  21. ^ "Only for it to start airing again, skipping Season 2". 2016-03-23. Archived from the original on 2016-03-23. Retrieved 2023-08-03.
  22. ^ "Season 1 finishes airing for the second time". 2016-05-18. Archived from the original on 2016-05-18. Retrieved 2023-08-03.
  23. ^ "Season 1 starts airing for the third time in a row". 2016-05-18. Archived from the original on 2016-05-18. Retrieved 2023-08-03.
  24. ^ "Season 2 returns to the HBO Kids schedule for good". 2016-05-24. Archived from the original on 2016-05-24. Retrieved 2023-08-03.
  25. ^ "Crashbox 26 airs on HBO Kids for the first time". 2016-01-19. Archived from the original on 2016-01-19. Retrieved 2023-08-03.
  26. ^ "Episodes 27-37 are skipped, going straight to Episode 38". 2016-01-19. Archived from the original on 2016-01-19. Retrieved 2023-08-03.
  27. ^ "Episode 39 airs for the first and final time on HBO Kids". 2016-01-17. Archived from the original on 2016-01-17. Retrieved 2023-08-03.
  28. ^ "Final airings of Episode 27-29 on HBO Family". 2015-12-03. Archived from the original on 2015-12-03. Retrieved 2023-08-03.
  29. ^ "Final airings of Episode 39 on HBO Family Jam". 2015-12-02. Archived from the original on 2015-12-02. Retrieved 2023-08-03.
  30. ^ "An Email Response from HBO Max Advanced Support Concerning Episodes 27-39". Discord.
  31. ^ "Season 2A of Crashbox on Crave, erroneously listed as part of Season 1". crave. Retrieved 2023-08-03.
  32. ^ "Crashbox's Second Season consists of 26 episodes officially, despite the first half of them being removed". DIRECTV. Retrieved 2023-08-15.
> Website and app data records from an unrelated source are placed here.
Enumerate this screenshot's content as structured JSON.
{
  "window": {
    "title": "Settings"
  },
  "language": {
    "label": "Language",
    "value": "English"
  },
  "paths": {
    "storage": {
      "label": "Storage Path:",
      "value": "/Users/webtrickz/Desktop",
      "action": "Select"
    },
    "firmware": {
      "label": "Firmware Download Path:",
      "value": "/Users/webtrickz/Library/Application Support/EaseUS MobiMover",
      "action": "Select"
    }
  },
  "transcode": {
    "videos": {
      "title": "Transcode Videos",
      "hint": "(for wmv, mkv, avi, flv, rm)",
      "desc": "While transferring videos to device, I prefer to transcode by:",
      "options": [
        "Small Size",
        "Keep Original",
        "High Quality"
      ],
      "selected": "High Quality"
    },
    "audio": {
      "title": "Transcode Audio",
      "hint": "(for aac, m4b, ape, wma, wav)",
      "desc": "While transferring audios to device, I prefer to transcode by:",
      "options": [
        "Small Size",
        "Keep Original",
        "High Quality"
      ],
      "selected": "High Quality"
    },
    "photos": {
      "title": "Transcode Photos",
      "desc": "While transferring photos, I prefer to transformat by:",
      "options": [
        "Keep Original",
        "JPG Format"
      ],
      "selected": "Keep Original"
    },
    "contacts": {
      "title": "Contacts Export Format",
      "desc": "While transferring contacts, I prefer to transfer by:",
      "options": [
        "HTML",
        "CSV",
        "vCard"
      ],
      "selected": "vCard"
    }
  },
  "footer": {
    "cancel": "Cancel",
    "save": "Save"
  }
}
  33. ^ "Parent reviews for Crashbox - Common Sense Media". Archived from the original on 2021-10-26. Retrieved 2019-08-13.